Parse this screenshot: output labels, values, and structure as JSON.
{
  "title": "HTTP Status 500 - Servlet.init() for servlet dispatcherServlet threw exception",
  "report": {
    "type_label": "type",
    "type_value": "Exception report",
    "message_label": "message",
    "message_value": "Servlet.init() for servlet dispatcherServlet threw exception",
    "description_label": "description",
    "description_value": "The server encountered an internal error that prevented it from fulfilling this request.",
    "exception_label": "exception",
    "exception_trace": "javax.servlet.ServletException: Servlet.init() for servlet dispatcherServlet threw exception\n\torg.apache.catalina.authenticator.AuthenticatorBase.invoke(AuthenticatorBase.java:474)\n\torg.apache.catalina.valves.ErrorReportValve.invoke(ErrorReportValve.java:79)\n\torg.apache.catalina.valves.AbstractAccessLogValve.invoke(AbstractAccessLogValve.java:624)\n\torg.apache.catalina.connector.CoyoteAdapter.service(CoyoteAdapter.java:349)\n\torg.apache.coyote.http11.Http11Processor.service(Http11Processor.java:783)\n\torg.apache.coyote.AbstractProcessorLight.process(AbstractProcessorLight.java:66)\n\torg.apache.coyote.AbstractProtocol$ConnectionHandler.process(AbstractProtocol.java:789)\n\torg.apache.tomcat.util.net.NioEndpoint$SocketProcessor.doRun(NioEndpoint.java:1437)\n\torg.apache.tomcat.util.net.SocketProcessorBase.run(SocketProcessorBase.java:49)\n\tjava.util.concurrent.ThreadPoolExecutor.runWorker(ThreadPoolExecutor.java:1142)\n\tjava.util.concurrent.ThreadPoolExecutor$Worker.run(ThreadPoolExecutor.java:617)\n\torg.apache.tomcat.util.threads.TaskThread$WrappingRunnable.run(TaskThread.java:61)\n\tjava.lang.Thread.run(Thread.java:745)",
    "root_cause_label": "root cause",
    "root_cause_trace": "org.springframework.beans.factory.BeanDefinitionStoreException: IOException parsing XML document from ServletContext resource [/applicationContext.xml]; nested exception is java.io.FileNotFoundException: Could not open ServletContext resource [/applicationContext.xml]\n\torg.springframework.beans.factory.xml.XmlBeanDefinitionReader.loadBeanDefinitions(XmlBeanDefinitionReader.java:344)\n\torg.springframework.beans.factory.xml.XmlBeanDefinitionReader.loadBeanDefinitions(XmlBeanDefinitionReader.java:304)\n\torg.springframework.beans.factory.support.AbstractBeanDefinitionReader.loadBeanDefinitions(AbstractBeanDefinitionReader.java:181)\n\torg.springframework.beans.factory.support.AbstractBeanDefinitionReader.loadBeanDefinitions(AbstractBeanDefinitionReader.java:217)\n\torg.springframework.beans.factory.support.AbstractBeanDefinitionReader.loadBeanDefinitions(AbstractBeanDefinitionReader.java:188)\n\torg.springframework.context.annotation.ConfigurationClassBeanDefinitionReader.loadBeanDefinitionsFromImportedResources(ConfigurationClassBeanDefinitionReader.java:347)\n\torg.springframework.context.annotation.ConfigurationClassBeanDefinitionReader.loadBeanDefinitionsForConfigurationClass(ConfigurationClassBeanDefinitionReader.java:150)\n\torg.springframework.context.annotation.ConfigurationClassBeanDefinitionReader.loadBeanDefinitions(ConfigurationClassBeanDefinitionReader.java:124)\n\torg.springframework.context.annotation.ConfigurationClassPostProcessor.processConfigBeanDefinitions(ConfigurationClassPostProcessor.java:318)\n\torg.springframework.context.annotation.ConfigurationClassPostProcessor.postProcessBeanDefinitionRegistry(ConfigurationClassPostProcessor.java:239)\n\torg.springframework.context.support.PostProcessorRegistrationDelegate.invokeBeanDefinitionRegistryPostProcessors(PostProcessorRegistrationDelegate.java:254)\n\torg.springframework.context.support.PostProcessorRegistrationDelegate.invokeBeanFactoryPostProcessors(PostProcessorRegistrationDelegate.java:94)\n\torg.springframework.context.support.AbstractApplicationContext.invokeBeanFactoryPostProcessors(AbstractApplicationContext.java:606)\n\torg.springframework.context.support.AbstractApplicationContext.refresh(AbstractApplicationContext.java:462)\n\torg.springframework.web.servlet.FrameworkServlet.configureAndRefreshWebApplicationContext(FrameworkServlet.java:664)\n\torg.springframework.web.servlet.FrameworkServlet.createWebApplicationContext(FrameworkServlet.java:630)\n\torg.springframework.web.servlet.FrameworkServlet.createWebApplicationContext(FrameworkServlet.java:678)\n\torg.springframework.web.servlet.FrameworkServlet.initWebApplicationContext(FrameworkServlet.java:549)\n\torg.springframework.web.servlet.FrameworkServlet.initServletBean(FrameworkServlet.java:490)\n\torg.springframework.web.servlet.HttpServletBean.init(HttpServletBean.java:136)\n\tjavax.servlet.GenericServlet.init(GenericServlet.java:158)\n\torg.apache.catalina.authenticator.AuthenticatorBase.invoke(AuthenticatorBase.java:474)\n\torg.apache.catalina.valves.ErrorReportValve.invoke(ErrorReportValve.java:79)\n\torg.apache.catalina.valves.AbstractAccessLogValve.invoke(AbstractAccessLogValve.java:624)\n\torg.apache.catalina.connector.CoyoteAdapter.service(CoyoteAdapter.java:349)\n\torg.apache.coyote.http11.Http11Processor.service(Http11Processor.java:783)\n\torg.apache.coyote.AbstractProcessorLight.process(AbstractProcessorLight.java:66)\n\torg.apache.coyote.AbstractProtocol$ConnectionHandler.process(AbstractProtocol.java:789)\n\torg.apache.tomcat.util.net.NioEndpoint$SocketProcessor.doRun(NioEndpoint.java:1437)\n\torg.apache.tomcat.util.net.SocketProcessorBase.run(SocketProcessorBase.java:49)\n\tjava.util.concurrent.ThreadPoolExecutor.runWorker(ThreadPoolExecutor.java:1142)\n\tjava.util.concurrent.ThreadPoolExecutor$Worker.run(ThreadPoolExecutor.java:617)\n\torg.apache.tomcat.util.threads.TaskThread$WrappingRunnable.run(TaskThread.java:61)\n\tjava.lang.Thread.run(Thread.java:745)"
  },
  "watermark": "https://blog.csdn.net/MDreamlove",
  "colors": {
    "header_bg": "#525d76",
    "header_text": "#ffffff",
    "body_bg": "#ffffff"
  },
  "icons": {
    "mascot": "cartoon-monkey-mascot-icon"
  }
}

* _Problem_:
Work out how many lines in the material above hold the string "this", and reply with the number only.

* _Response to the task_:
2